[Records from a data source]
-----

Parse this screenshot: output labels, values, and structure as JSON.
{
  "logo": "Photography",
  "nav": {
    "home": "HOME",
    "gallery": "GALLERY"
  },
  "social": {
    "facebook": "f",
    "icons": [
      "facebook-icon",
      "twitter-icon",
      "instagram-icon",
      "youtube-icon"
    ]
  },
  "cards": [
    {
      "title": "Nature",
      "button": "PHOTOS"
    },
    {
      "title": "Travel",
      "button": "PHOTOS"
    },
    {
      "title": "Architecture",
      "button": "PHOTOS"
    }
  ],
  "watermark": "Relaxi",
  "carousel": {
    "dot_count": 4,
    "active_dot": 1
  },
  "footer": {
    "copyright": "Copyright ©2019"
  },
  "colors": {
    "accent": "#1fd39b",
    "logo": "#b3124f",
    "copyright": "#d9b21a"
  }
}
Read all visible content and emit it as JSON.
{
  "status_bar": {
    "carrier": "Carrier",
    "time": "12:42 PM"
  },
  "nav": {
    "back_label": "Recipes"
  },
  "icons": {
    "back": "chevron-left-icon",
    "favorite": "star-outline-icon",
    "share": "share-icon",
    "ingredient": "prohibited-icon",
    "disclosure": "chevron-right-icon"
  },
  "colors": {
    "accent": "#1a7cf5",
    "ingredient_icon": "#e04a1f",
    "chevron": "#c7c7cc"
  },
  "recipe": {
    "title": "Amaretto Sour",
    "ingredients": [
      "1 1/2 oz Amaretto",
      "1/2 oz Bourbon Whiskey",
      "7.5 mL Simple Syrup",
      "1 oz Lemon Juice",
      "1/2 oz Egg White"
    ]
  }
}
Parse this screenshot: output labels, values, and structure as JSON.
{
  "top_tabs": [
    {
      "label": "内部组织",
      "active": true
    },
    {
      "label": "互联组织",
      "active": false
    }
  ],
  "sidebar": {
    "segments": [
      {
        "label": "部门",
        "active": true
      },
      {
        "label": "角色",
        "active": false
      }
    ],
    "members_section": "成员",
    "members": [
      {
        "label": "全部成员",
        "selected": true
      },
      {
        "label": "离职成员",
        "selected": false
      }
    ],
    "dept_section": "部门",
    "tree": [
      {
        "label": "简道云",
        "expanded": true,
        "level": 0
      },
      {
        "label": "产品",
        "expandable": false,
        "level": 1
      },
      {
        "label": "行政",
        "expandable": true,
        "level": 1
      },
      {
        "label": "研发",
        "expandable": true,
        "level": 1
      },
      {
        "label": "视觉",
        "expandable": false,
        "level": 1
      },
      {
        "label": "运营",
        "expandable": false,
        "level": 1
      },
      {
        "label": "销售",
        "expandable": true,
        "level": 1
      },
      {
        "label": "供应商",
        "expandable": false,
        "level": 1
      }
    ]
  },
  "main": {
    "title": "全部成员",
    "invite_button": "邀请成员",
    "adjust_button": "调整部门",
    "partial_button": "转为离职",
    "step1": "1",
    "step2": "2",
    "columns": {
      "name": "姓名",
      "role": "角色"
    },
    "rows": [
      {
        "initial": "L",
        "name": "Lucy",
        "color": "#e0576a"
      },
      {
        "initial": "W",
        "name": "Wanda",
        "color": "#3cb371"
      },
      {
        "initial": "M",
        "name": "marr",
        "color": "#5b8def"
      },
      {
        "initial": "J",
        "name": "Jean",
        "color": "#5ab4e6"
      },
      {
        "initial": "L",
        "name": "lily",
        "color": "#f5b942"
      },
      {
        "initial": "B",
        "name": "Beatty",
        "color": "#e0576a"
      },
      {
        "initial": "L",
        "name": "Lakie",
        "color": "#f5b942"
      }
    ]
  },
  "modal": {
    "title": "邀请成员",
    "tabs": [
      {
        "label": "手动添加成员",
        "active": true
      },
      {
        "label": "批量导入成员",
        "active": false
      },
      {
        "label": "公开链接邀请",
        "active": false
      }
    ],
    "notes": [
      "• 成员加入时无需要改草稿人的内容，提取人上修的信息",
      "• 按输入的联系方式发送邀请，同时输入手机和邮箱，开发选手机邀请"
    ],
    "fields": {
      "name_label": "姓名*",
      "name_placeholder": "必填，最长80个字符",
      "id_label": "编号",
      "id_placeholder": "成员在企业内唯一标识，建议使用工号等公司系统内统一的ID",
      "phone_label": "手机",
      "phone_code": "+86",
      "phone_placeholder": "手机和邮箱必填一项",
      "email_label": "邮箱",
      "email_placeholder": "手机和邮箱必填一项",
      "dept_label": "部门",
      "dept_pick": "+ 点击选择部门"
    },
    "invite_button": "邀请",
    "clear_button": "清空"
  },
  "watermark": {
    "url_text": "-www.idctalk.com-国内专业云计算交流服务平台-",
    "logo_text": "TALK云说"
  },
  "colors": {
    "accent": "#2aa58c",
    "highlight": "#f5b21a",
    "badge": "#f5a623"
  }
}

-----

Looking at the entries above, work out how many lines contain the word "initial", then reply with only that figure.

Your solution. 7